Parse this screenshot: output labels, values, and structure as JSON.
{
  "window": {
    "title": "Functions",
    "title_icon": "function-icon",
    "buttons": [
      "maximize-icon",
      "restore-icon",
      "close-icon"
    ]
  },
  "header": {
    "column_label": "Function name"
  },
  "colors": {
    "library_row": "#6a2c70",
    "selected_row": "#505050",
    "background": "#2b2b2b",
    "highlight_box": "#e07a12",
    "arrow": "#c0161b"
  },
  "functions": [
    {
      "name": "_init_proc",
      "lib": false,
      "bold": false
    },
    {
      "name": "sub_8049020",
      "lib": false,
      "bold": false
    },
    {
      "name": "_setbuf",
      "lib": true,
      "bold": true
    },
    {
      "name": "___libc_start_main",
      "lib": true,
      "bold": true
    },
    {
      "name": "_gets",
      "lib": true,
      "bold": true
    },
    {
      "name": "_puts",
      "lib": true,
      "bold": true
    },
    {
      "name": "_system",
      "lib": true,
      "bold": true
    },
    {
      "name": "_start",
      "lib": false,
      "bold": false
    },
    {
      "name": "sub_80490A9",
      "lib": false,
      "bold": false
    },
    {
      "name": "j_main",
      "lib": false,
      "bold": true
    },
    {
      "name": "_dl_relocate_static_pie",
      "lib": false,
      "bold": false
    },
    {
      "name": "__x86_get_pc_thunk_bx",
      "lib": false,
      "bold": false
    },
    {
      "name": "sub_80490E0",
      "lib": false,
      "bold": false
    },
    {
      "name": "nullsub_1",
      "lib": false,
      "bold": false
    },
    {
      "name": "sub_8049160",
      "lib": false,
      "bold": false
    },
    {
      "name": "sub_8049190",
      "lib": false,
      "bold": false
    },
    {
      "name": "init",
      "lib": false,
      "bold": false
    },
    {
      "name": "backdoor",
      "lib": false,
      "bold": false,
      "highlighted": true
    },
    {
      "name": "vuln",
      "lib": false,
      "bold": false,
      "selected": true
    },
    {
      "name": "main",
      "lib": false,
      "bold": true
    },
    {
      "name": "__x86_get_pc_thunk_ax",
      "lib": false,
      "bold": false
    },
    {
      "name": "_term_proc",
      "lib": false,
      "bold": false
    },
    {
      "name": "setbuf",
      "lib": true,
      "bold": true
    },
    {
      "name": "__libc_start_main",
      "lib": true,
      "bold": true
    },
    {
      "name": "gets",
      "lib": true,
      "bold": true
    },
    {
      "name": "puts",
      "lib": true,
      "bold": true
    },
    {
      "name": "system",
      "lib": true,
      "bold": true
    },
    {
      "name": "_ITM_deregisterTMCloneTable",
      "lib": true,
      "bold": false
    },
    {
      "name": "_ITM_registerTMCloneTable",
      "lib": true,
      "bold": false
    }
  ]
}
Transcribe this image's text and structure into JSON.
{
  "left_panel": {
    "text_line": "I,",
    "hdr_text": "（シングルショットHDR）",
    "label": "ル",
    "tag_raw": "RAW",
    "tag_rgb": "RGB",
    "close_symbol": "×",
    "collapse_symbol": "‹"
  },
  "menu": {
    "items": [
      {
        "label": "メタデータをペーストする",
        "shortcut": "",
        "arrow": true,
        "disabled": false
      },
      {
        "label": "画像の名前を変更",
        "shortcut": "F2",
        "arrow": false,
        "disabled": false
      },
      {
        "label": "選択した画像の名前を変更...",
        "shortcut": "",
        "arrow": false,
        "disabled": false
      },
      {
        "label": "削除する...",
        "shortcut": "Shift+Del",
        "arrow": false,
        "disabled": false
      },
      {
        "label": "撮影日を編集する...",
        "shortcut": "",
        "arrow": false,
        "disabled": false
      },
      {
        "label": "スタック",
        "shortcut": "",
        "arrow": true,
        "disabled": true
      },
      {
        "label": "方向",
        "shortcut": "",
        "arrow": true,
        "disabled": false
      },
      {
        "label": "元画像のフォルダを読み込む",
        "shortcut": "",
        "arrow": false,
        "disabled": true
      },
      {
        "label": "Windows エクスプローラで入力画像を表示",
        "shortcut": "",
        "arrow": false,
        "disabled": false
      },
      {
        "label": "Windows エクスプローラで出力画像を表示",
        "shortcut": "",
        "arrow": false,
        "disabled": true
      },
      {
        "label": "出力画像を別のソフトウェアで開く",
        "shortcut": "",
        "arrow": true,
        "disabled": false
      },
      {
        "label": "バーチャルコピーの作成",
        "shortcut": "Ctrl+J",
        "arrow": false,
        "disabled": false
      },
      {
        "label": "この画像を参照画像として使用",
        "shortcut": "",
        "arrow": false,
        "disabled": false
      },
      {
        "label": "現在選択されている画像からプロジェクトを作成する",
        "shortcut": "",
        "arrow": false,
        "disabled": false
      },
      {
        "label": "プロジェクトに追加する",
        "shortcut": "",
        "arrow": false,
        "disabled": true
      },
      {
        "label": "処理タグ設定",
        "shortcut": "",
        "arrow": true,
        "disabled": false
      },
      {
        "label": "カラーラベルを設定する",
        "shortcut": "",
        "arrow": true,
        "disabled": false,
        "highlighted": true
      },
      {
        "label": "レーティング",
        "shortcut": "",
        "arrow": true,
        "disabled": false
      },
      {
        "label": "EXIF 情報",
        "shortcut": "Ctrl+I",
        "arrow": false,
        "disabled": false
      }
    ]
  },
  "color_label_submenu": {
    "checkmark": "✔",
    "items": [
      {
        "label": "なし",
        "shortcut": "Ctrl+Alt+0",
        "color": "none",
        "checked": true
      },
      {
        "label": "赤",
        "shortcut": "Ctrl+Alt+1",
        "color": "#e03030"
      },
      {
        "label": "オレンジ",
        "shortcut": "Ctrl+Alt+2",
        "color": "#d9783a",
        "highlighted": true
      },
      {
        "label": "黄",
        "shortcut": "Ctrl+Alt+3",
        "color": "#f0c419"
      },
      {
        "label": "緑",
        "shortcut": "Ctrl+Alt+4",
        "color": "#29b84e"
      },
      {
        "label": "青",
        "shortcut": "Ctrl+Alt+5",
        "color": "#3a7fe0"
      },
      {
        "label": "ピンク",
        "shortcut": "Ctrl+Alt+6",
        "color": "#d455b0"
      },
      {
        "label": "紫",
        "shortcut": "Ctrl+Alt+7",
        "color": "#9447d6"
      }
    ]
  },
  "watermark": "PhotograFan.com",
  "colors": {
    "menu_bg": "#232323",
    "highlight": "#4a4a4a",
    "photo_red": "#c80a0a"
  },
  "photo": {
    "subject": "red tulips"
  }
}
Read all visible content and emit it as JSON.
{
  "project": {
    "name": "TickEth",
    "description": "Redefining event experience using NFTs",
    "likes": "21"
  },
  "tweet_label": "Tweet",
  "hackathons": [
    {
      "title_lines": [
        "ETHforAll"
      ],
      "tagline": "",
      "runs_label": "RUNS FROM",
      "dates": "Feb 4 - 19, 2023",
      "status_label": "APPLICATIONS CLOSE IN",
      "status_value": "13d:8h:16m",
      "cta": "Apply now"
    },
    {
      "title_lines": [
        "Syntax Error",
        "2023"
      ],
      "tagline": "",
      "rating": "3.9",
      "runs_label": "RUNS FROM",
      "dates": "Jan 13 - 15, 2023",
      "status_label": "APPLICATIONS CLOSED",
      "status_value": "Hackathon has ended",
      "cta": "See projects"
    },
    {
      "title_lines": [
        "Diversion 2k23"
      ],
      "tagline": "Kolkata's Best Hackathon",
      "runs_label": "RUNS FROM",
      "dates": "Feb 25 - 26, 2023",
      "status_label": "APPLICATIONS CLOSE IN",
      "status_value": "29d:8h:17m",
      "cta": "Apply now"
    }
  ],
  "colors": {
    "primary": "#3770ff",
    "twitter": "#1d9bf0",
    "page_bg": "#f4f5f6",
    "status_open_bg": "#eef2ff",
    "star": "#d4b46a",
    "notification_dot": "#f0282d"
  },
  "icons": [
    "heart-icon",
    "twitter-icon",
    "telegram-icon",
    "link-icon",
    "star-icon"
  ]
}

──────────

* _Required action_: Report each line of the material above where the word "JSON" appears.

* _The completed task_:
Parse this screenshot: output labels, values, and structure as JSON.
Transcribe this image's text and structure into JSON.
Read all visible content and emit it as JSON.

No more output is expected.